....or at least occasionally if you'rer looking for seaweed.
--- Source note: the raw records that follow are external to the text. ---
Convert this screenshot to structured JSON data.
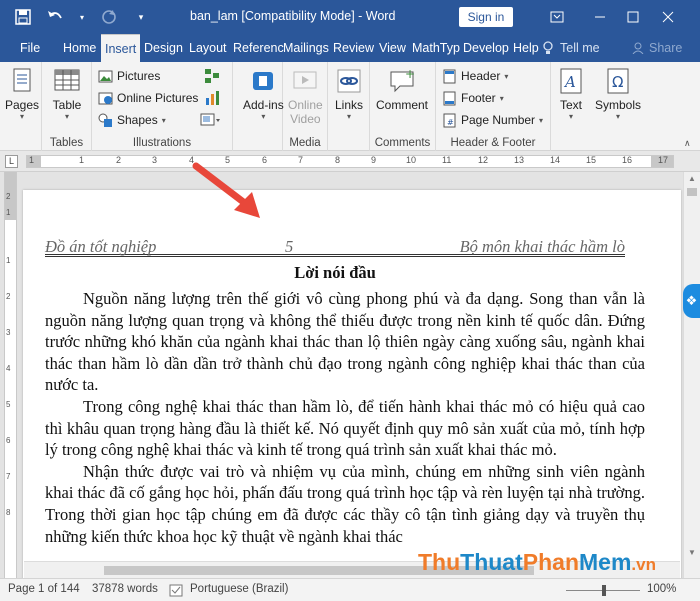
{
  "titlebar": {
    "doc_title": "ban_lam [Compatibility Mode]  -  Word",
    "signin_label": "Sign in",
    "icons": [
      "save-icon",
      "undo-icon",
      "redo-icon",
      "customize-qat-icon",
      "ribbon-display-icon",
      "minimize-icon",
      "maximize-icon",
      "close-icon"
    ]
  },
  "tabs": [
    {
      "label": "File"
    },
    {
      "label": "Home"
    },
    {
      "label": "Insert",
      "active": true
    },
    {
      "label": "Design"
    },
    {
      "label": "Layout"
    },
    {
      "label": "Referenc"
    },
    {
      "label": "Mailings"
    },
    {
      "label": "Review"
    },
    {
      "label": "View"
    },
    {
      "label": "MathTyp"
    },
    {
      "label": "Develop"
    },
    {
      "label": "Help"
    }
  ],
  "tellme": "Tell me",
  "share": "Share",
  "ribbon": {
    "pages": {
      "label": "Pages"
    },
    "tables": {
      "table_label": "Table",
      "group": "Tables"
    },
    "illustrations": {
      "pictures": "Pictures",
      "online_pictures": "Online Pictures",
      "shapes": "Shapes",
      "group": "Illustrations"
    },
    "addins": {
      "label": "Add-ins"
    },
    "media": {
      "online_video_line1": "Online",
      "online_video_line2": "Video",
      "group": "Media"
    },
    "links": {
      "label": "Links"
    },
    "comments": {
      "comment": "Comment",
      "group": "Comments"
    },
    "header_footer": {
      "header": "Header",
      "footer": "Footer",
      "page_number": "Page Number",
      "group": "Header & Footer"
    },
    "text": {
      "label": "Text"
    },
    "symbols": {
      "label": "Symbols"
    }
  },
  "ruler": {
    "numbers": [
      "1",
      "2",
      "1",
      "1",
      "2",
      "3",
      "4",
      "5",
      "6",
      "7",
      "8",
      "9",
      "10",
      "11",
      "12",
      "13",
      "14",
      "15",
      "16",
      "17"
    ]
  },
  "vruler": {
    "numbers": [
      "2",
      "1",
      "1",
      "2",
      "3",
      "4",
      "5",
      "6",
      "7",
      "8",
      "9",
      "10"
    ]
  },
  "document": {
    "header_left": "Đồ án tốt nghiệp",
    "header_page": "5",
    "header_right": "Bộ môn khai thác hầm lò",
    "heading": "Lời nói đầu",
    "paragraphs": [
      "Nguồn năng lượng trên thế giới vô cùng phong phú và đa dạng. Song than vẫn là nguồn năng lượng quan trọng và không thể thiếu được trong nền kinh tế quốc dân. Đứng trước những khó khăn của ngành khai thác than lộ thiên ngày càng xuống sâu, ngành khai thác than hầm lò dần dần trở thành chủ đạo trong ngành công nghiệp khai thác than của nước ta.",
      "Trong công nghệ khai thác than hầm lò, để tiến hành khai thác mỏ có hiệu quả cao thì khâu quan trọng hàng đầu là thiết kế.  Nó quyết định quy mô sản xuất của mỏ, tính hợp lý trong công nghệ khai thác và kinh tế trong quá trình sản xuất khai thác mỏ.",
      "Nhận thức được vai trò và nhiệm vụ của mình, chúng em những sinh viên ngành khai thác đã cố gắng học hỏi, phấn đấu trong quá trình học tập và rèn luyện tại nhà trường. Trong thời gian học tập chúng em đã được các thầy cô tận tình giảng dạy và truyền thụ những kiến thức khoa học kỹ thuật về ngành khai thác"
    ]
  },
  "statusbar": {
    "page": "Page 1 of 144",
    "words": "37878 words",
    "language": "Portuguese (Brazil)",
    "zoom": "100%"
  },
  "watermark": {
    "part1": "Thu",
    "part2": "Thuat",
    "part3": "Phan",
    "part4": "Mem",
    "part5": ".vn"
  },
  "colors": {
    "accent": "#2b579a",
    "annotation_arrow": "#e8473a"
  }
}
Professional algologist and Coastwise member Dr Sarah Hodgkiss gave other members a masterly overview of the seaweeds we can find and how to identify them.
Some are indicator species, such as the Spiral Wracks on the upper shore, the Bladder Wracks on the mid-shore and Serrated Wrack on the lower shore.
Then, in the water at low tide are the Kelps.
Each of these has its adaptations, such as the Fucus spiralis, where the spirals minimise water loss due their long exposure to the sun and wind, yet can survive regular loss of 70-80% of its water content.
Fucus vesicularis has a variation called linearis, which exists on exposed shore, where the lack of flotation bladders means that it does not float up and get battered by the sea states.
There are epiphytes growing on brown seaweeds, such as the Vertebrata linosa known as SeaTruffle, shown R.
Sarah also covered the brown and red seaweeds, which have a different, triphasic repreoductive cycle.
Overall, an excellent overview of the seaweeds, much appreciated by Coastwise members.
Her talk was recorded, and a YouTube link will be included here soon......